Panteha Abareshi

Bodily limitations recast: Panteha Abareshi and Kayley Berezney

The artists' sculptures, paintings, and video works, now on view at Fuller Rosen Gallery, challenge the ableism of the art world

I haven’t left home in a bit, and when I do, it’s like the moment after seeing a matinee: I emerge from the dark theater of my apartment, walk outside, and everything becomes big and bright. Fuller Rosen Gallery is no different. Entering the space, I slather on a layer of their provided hand sanitizer and listen to the mechanical whirring sounds emitting from a video along the gallery’s right wall. To the left, bright lights gleam down onto textural forms. Already I know this exhibition harbors no fear of the senses—mine are fully engaged.

Works by Panteha Abareshi and Kayley Berezney. Image courtesy Fuller Rosen Gallery.

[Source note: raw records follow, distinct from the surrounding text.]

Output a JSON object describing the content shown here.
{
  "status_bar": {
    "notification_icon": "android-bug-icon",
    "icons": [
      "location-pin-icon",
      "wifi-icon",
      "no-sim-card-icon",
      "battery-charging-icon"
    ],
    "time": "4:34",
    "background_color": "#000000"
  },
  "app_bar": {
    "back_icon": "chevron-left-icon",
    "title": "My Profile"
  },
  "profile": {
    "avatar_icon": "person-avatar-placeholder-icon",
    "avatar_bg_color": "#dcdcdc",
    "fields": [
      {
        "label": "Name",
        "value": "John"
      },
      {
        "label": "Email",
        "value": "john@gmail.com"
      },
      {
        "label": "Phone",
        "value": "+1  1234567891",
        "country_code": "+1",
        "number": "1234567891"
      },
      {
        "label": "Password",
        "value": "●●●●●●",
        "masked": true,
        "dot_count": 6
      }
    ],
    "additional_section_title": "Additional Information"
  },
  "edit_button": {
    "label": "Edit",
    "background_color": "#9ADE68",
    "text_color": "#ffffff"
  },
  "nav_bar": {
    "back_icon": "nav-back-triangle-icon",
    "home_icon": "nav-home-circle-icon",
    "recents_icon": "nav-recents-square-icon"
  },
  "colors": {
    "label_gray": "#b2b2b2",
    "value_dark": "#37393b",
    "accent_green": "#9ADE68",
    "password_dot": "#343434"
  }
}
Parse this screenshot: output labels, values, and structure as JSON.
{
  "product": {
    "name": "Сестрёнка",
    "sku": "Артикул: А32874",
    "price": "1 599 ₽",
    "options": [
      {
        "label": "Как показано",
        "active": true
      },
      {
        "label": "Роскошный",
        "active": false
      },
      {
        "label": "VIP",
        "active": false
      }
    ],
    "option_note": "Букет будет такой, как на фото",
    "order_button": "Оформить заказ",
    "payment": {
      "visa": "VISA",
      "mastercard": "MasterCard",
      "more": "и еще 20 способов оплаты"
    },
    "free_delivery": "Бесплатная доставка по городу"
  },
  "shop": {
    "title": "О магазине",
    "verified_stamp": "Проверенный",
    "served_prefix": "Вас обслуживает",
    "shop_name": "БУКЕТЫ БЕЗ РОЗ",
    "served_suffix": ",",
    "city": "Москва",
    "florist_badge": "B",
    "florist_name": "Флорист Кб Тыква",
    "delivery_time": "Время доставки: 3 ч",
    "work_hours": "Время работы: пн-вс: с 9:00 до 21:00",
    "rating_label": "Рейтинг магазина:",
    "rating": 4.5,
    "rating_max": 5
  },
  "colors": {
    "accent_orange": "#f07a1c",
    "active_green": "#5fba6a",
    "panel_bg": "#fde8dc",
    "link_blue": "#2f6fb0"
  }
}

Panteha Abareshi and Kayley Berezney, the two artists featured in NO SANCTUARY at Fuller Rosen, confront the prevalence of ableism in the art world. In both artists’ works, the body becomes more dynamic and versatile—not despite the limitations of disability, but because of them. Neither artist shies away from the fear, isolation, and rapid changes they face as artists with health challenges. Abareshi has Sickle Cell Beta Zero Thalassemia, a genetic condition causing debilitating chronic pain. Her videos feel urgent in their response to this lived experience; they’re severe and coarse, but that atmosphere provides penetrating insight into the dynamics of power and powerlessness within bodily perception. Berezney’s experience with stage 4 metastatic breast cancer is unveiled in her sculptures, which feel like stand-ins for bodies in recovery. They’re enticing, but also feel heavy, fatigued.